**WHAT TO WORK ON:**
Only the lines that hold "Attendance" should be in the answer, each copied from the data below.
Start of EXTRACTED RECORDS
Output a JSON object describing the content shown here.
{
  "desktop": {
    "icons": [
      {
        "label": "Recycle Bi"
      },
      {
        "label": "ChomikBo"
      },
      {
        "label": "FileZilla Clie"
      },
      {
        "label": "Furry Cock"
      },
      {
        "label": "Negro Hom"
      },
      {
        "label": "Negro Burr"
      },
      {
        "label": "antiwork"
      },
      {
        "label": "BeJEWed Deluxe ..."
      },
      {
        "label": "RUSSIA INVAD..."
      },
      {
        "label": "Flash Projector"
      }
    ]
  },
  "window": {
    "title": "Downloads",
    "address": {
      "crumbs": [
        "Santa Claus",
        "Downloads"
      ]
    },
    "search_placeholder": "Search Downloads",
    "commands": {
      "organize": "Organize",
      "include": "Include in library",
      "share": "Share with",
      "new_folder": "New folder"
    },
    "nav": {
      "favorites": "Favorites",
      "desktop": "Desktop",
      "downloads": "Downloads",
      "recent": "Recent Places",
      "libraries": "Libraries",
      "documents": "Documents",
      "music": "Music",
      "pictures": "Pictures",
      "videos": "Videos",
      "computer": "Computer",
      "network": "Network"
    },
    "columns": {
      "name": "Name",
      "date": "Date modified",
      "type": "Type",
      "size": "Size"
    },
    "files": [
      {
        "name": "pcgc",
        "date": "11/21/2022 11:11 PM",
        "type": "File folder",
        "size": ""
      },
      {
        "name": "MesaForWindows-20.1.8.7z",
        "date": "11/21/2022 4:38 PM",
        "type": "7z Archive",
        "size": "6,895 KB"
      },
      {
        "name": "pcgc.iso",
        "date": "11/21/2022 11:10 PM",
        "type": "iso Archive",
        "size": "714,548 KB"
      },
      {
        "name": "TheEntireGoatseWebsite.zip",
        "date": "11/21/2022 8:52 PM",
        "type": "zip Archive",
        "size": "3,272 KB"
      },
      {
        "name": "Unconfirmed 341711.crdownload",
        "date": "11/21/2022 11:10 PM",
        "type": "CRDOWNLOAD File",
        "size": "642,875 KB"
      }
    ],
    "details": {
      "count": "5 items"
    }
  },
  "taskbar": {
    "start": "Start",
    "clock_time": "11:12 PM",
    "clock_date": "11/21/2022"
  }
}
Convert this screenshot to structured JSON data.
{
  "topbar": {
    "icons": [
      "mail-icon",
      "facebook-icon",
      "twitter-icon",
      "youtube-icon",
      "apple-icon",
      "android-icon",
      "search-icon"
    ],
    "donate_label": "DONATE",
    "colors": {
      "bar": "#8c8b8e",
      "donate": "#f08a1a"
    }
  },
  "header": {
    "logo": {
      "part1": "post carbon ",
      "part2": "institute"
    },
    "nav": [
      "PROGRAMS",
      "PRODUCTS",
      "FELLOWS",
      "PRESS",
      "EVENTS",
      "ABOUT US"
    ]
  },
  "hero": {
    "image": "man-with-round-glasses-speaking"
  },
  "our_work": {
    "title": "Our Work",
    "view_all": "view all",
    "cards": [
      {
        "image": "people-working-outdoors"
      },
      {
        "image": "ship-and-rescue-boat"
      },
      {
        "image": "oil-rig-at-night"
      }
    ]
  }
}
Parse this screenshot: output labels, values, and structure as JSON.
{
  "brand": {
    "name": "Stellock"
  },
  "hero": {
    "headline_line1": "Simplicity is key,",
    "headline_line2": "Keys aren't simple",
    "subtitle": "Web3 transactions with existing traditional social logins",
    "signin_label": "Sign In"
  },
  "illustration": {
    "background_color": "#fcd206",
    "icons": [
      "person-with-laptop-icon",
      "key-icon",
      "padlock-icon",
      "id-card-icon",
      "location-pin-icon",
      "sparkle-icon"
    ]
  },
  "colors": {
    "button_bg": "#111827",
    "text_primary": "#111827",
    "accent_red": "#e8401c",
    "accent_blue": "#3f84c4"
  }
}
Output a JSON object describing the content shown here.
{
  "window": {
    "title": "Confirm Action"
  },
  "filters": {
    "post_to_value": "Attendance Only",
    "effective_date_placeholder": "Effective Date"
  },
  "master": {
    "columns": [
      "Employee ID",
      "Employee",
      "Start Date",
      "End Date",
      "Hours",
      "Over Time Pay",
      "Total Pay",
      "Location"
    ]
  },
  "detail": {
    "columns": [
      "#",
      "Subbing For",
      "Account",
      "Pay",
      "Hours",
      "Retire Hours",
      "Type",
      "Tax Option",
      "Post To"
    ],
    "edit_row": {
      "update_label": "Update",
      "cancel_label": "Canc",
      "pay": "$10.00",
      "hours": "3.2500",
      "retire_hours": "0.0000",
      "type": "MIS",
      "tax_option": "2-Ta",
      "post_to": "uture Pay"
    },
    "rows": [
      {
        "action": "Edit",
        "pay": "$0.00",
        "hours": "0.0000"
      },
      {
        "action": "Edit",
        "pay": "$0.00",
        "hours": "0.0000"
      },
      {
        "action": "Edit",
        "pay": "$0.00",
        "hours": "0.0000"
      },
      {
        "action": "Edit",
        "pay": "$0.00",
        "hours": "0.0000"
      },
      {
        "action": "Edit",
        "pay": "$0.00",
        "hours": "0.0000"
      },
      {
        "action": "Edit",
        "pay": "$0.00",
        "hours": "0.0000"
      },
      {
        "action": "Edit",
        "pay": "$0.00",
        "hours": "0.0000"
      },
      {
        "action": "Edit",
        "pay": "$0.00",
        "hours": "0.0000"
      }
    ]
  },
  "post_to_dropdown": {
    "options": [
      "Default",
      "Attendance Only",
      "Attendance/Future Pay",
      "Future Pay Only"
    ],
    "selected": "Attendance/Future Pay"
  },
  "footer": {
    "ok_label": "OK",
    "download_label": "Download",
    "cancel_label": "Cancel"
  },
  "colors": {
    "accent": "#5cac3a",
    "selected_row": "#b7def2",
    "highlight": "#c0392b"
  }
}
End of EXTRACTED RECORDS
**EXPECTED ANSWER:**
    "post_to_value": "Attendance Only",
      "Attendance Only",
      "Attendance/Future Pay",
    "selected": "Attendance/Future Pay"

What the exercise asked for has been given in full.